At deadline, Liberal candidate Steven Del Duca was the winner in Vaughan, well ahead of nearest competitor Tory Tony Genco. and the NDP had declared victory in Kitchener-Waterloo.
The Liberals will stand pat with 53 seats, one seat shy of a majority.
New Democrats, after their stunning victory in Kitchener-Waterloo, will see their caucus increase by one seat to 18.
"What a proud moment for the NDP," party president Neethan Shan said to a roaring crowd at a Waterloo banquet hall late Thursday.
"What a proud moment for Ontario."PC Leader Tim Hudak not only failed to make gains in Vaughan, which returned to the Liberal fold, but also lost Kitchener-Waterloo which had been held by the Tories, dropping to 36 seats.
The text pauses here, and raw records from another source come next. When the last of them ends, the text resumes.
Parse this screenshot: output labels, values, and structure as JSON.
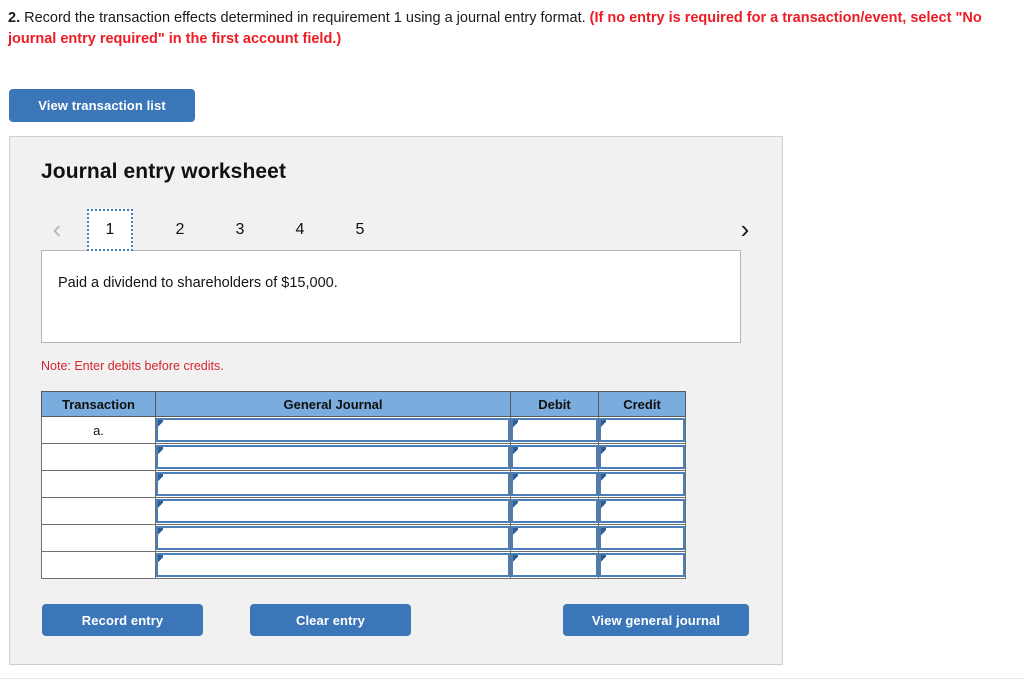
{
  "question": {
    "number": "2.",
    "text": " Record the transaction effects determined in requirement 1 using a journal entry format. ",
    "emphasis": "(If no entry is required for a transaction/event, select \"No journal entry required\" in the first account field.)"
  },
  "toolbar": {
    "view_transaction_list_label": "View transaction list"
  },
  "worksheet": {
    "title": "Journal entry worksheet",
    "pager": {
      "prev_icon": "chevron-left-icon",
      "next_icon": "chevron-right-icon",
      "prev_glyph": "‹",
      "next_glyph": "›",
      "tabs": [
        "1",
        "2",
        "3",
        "4",
        "5"
      ],
      "active_tab": "1"
    },
    "transaction_description": "Paid a dividend to shareholders of $15,000.",
    "note": "Note: Enter debits before credits.",
    "table": {
      "headers": [
        "Transaction",
        "General Journal",
        "Debit",
        "Credit"
      ],
      "rows": [
        {
          "transaction": "a.",
          "general_journal": "",
          "debit": "",
          "credit": ""
        },
        {
          "transaction": "",
          "general_journal": "",
          "debit": "",
          "credit": ""
        },
        {
          "transaction": "",
          "general_journal": "",
          "debit": "",
          "credit": ""
        },
        {
          "transaction": "",
          "general_journal": "",
          "debit": "",
          "credit": ""
        },
        {
          "transaction": "",
          "general_journal": "",
          "debit": "",
          "credit": ""
        },
        {
          "transaction": "",
          "general_journal": "",
          "debit": "",
          "credit": ""
        }
      ]
    },
    "actions": {
      "record_entry_label": "Record entry",
      "clear_entry_label": "Clear entry",
      "view_general_journal_label": "View general journal"
    }
  },
  "colors": {
    "button_blue": "#3b76b8",
    "table_header_blue": "#7aadde",
    "input_border_blue": "#4a7fba",
    "marker_blue": "#2f5e96",
    "alert_red": "#ed1c24",
    "note_red": "#d4262c",
    "panel_gray": "#f1f1f1"
  }
}
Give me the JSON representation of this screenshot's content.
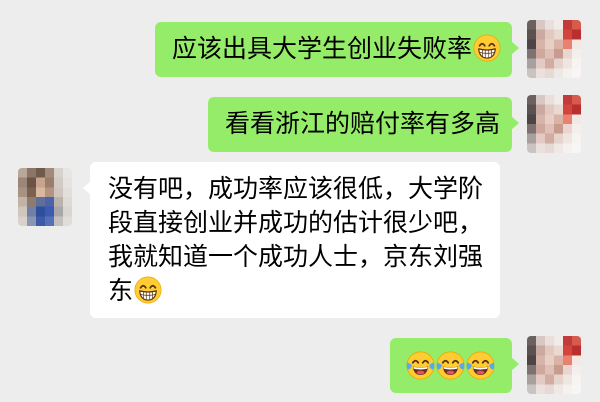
{
  "colors": {
    "background": "#EDEDED",
    "outgoing_bubble": "#95EC69",
    "incoming_bubble": "#FFFFFF",
    "text": "#000000"
  },
  "chat": {
    "messages": [
      {
        "text": "应该出具大学生创业失败率",
        "emoji_icons": [
          "grinning-face-with-smiling-eyes-icon"
        ]
      },
      {
        "text": "看看浙江的赔付率有多高",
        "emoji_icons": []
      },
      {
        "lines": [
          "没有吧，成功率应该很低，大学阶",
          "段直接创业并成功的估计很少吧，",
          "我就知道一个成功人士，京东刘强",
          "东"
        ],
        "emoji_icons": [
          "grinning-face-with-smiling-eyes-icon"
        ]
      },
      {
        "emoji_icons": [
          "face-with-tears-of-joy-icon",
          "face-with-tears-of-joy-icon",
          "face-with-tears-of-joy-icon"
        ]
      }
    ]
  }
}
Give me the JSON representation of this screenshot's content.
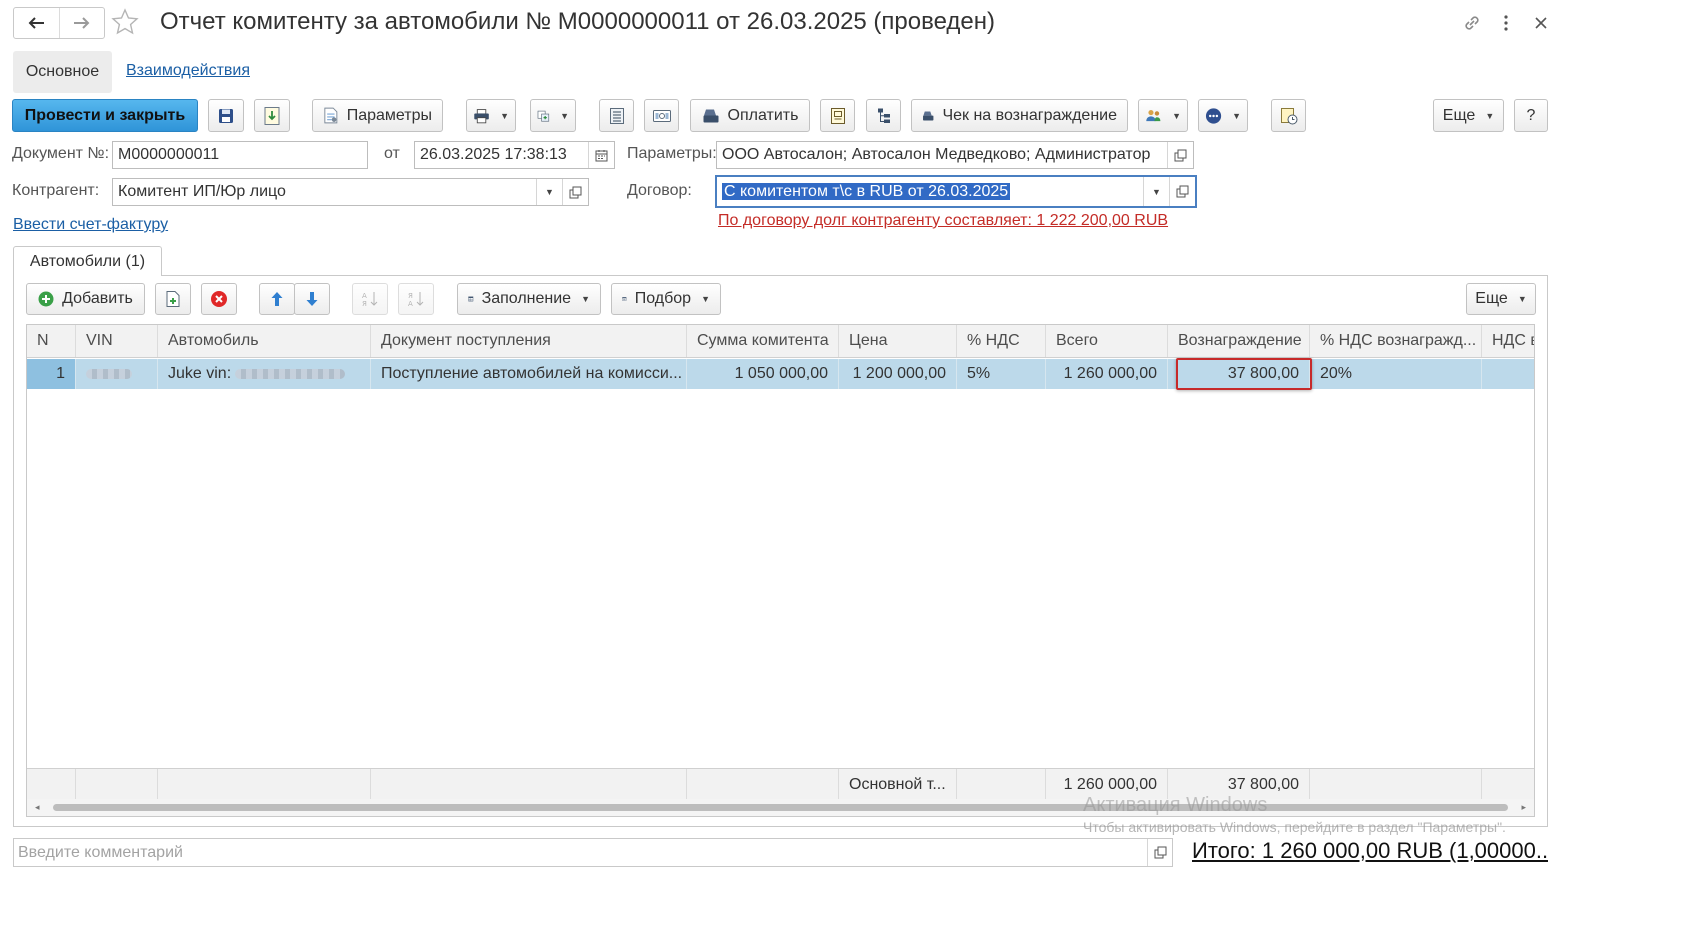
{
  "window": {
    "title": "Отчет комитенту за автомобили № M0000000011 от 26.03.2025 (проведен)"
  },
  "section_tabs": [
    {
      "label": "Основное",
      "active": true
    },
    {
      "label": "Взаимодействия",
      "active": false
    }
  ],
  "toolbar": {
    "post_close_label": "Провести и закрыть",
    "params_label": "Параметры",
    "pay_label": "Оплатить",
    "receipt_label": "Чек на вознаграждение",
    "more_label": "Еще",
    "help_label": "?"
  },
  "form": {
    "doc_number_label": "Документ №:",
    "doc_number_value": "M0000000011",
    "date_label": "от",
    "date_value": "26.03.2025 17:38:13",
    "params_label": "Параметры:",
    "params_value": "ООО Автосалон; Автосалон Медведково; Администратор",
    "counterparty_label": "Контрагент:",
    "counterparty_value": "Комитент ИП/Юр лицо",
    "contract_label": "Договор:",
    "contract_value": "С комитентом т\\с в RUB от 26.03.2025",
    "debt_message": "По договору долг контрагенту составляет: 1 222 200,00 RUB",
    "invoice_link": "Ввести счет-фактуру"
  },
  "cars_tab": {
    "label": "Автомобили (1)"
  },
  "table_toolbar": {
    "add_label": "Добавить",
    "fill_label": "Заполнение",
    "selection_label": "Подбор",
    "more_label": "Еще"
  },
  "table": {
    "columns": [
      "N",
      "VIN",
      "Автомобиль",
      "Документ поступления",
      "Сумма комитента",
      "Цена",
      "% НДС",
      "Всего",
      "Вознаграждение",
      "% НДС вознагражд...",
      "НДС в"
    ],
    "rows": [
      {
        "n": "1",
        "vin": "",
        "car_prefix": "Juke vin:",
        "receipt_doc": "Поступление автомобилей на комисси...",
        "committent_sum": "1 050 000,00",
        "price": "1 200 000,00",
        "vat_pct": "5%",
        "total": "1 260 000,00",
        "reward": "37 800,00",
        "reward_vat_pct": "20%",
        "vat_in": ""
      }
    ],
    "footer": {
      "price_label": "Основной т...",
      "total": "1 260 000,00",
      "reward": "37 800,00"
    }
  },
  "watermark": {
    "line1": "Активация Windows",
    "line2": "Чтобы активировать Windows, перейдите в раздел \"Параметры\"."
  },
  "comment": {
    "placeholder": "Введите комментарий"
  },
  "total_label": "Итого: 1 260 000,00 RUB (1,00000..."
}
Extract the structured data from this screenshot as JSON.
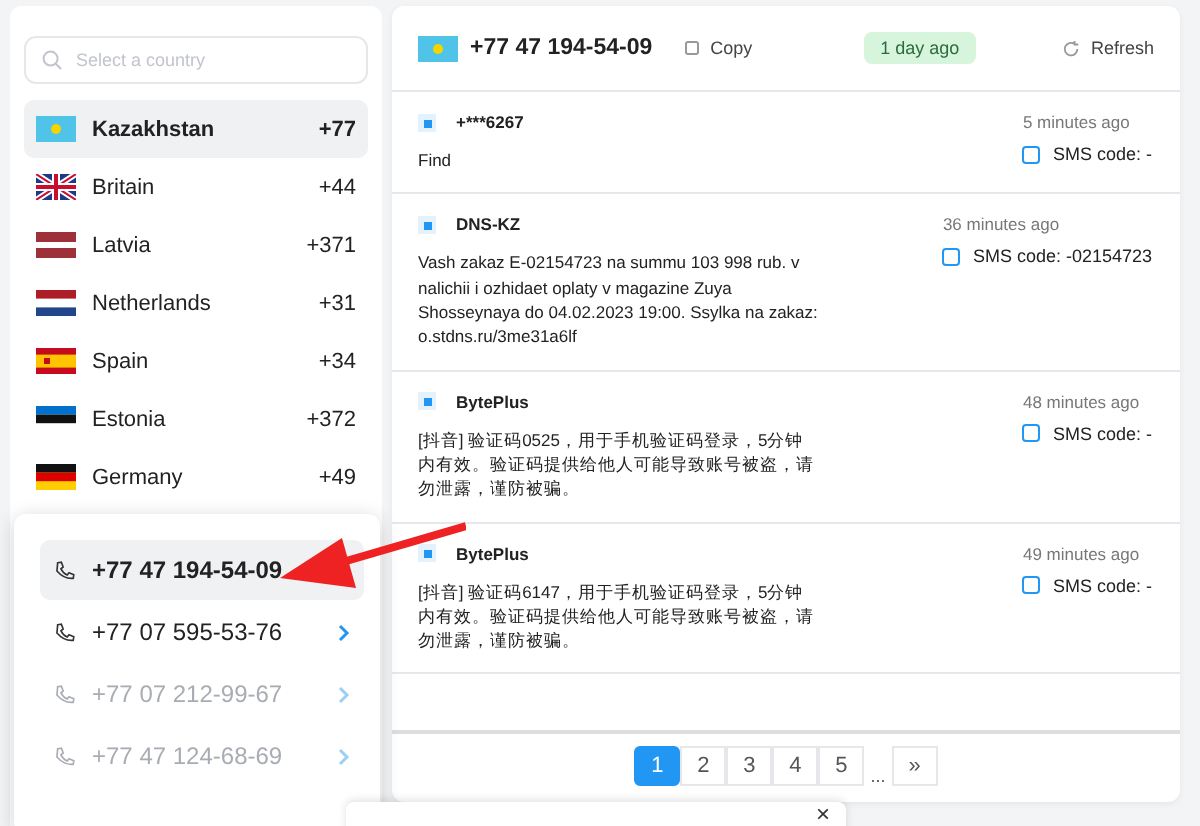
{
  "search": {
    "placeholder": "Select a country"
  },
  "countries": [
    {
      "kind": "kz",
      "name": "Kazakhstan",
      "code": "+77",
      "selected": true
    },
    {
      "kind": "gb",
      "name": "Britain",
      "code": "+44",
      "selected": false
    },
    {
      "kind": "lv",
      "name": "Latvia",
      "code": "+371",
      "selected": false
    },
    {
      "kind": "nl",
      "name": "Netherlands",
      "code": "+31",
      "selected": false
    },
    {
      "kind": "es",
      "name": "Spain",
      "code": "+34",
      "selected": false
    },
    {
      "kind": "ee",
      "name": "Estonia",
      "code": "+372",
      "selected": false
    },
    {
      "kind": "de",
      "name": "Germany",
      "code": "+49",
      "selected": false
    }
  ],
  "numbers": [
    {
      "number": "+77 47 194-54-09",
      "selected": true,
      "disabled": false
    },
    {
      "number": "+77 07 595-53-76",
      "selected": false,
      "disabled": false
    },
    {
      "number": "+77 07 212-99-67",
      "selected": false,
      "disabled": true
    },
    {
      "number": "+77 47 124-68-69",
      "selected": false,
      "disabled": true
    }
  ],
  "header": {
    "flag": {
      "kind": "kz"
    },
    "number": "+77 47 194-54-09",
    "copy": "Copy",
    "badge": "1 day ago",
    "refresh": "Refresh"
  },
  "messages": [
    {
      "sender": "+***6267",
      "time": "5 minutes ago",
      "text": "Find",
      "code": "SMS code: -"
    },
    {
      "sender": "DNS-KZ",
      "time": "36 minutes ago",
      "text": "Vash zakaz E-02154723 na summu 103 998 rub. v nalichii i ozhidaet oplaty v magazine Zuya Shosseynaya do 04.02.2023 19:00. Ssylka na zakaz: o.stdns.ru/3me31a6lf",
      "code": "SMS code: -02154723"
    },
    {
      "sender": "BytePlus",
      "time": "48 minutes ago",
      "text": "[抖音] 验证码0525，用于手机验证码登录，5分钟内有效。验证码提供给他人可能导致账号被盗，请勿泄露，谨防被骗。",
      "code": "SMS code: -"
    },
    {
      "sender": "BytePlus",
      "time": "49 minutes ago",
      "text": "[抖音] 验证码6147，用于手机验证码登录，5分钟内有效。验证码提供给他人可能导致账号被盗，请勿泄露，谨防被骗。",
      "code": "SMS code: -"
    }
  ],
  "pagination": [
    {
      "kind": "page",
      "label": "1",
      "selected": true
    },
    {
      "kind": "page",
      "label": "2",
      "selected": false
    },
    {
      "kind": "page",
      "label": "3",
      "selected": false
    },
    {
      "kind": "page",
      "label": "4",
      "selected": false
    },
    {
      "kind": "page",
      "label": "5",
      "selected": false
    },
    {
      "kind": "gap",
      "label": "..."
    },
    {
      "kind": "page",
      "label": "»",
      "selected": false
    }
  ],
  "cookie_bar": {
    "close": "×"
  }
}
McGuinty, dependent on the support of opposition members to get his bills through the legislature, had made a strong pitch for a majority government.
“It is my preference and my deepest desire that we win this riding,” McGuinty said on the eve of the Kitchener-Waterloo vote.
The Liberals appointed former Tory MPP Elizabeth Witmer, who had held Kitchener-Waterloo for more than two decades, to chair the Workplace Safety and Insurance Board (WSIB) in a move viewed as an attempt to secure the longed-for majority.
But there were strong signals that the Liberals’ recent skirmishes with public unions, including legislation which would impose wage freezes on teachers, had an impact on the byelections.
Teachers and other unionized workers have shown up in large numbers in the past to support Liberal candidates, but many took a pass this time around.
The Working Families Coalition, a group of public and private unions which have targeted the Tories repeatedly at election time, hadn’t even updated its website for the byelections.
The NDP were bolstered in the riding by an all-out effort by the education unions who have been at war with the Liberals over a wage freeze.
The Elementary Teachers Federation of Ontario and the Ontario Secondary School Teachers Federation, along with CUPE Ontario education workers, aggressively pitched into the NDP Catherine Fife's campaign.
Hudak’s loss was significant in that it’s likely to raise questions about his leadership.
”I think the bigger issue here is if the Liberals win a majority they go back to their old game plan,” Hudak said when asked early Thursday about the implications of losing Kitchener-Waterloo.
In a sign that he was aware the NDP were very competitive in that riding, Hudak added that “when it comes to the NDP I think despite the rhetoric, if you think that the union bosses in Ontario (need) even more power, if you want to spend more money, then vote NDP.”
Hudak called Kitchener-Waterloo a “Witmer” seat rather than a Tory seat.
At the time that Witmer stepped down, one Tory source called it a betrayal but she is considered a well-respected member of the party, one who once ran for the leadership of the provincial Tories.
Greg Sorbara, a key figure in both the Dalton McGuinty government and the Ontario Liberal Party, announced his decision to vacate his Vaughan seat last month to spend more time with his family and to plan the party’s next general election campaign.
Sorbara said the uncertainty of a minority government meant the party had to be ready at any time for another election.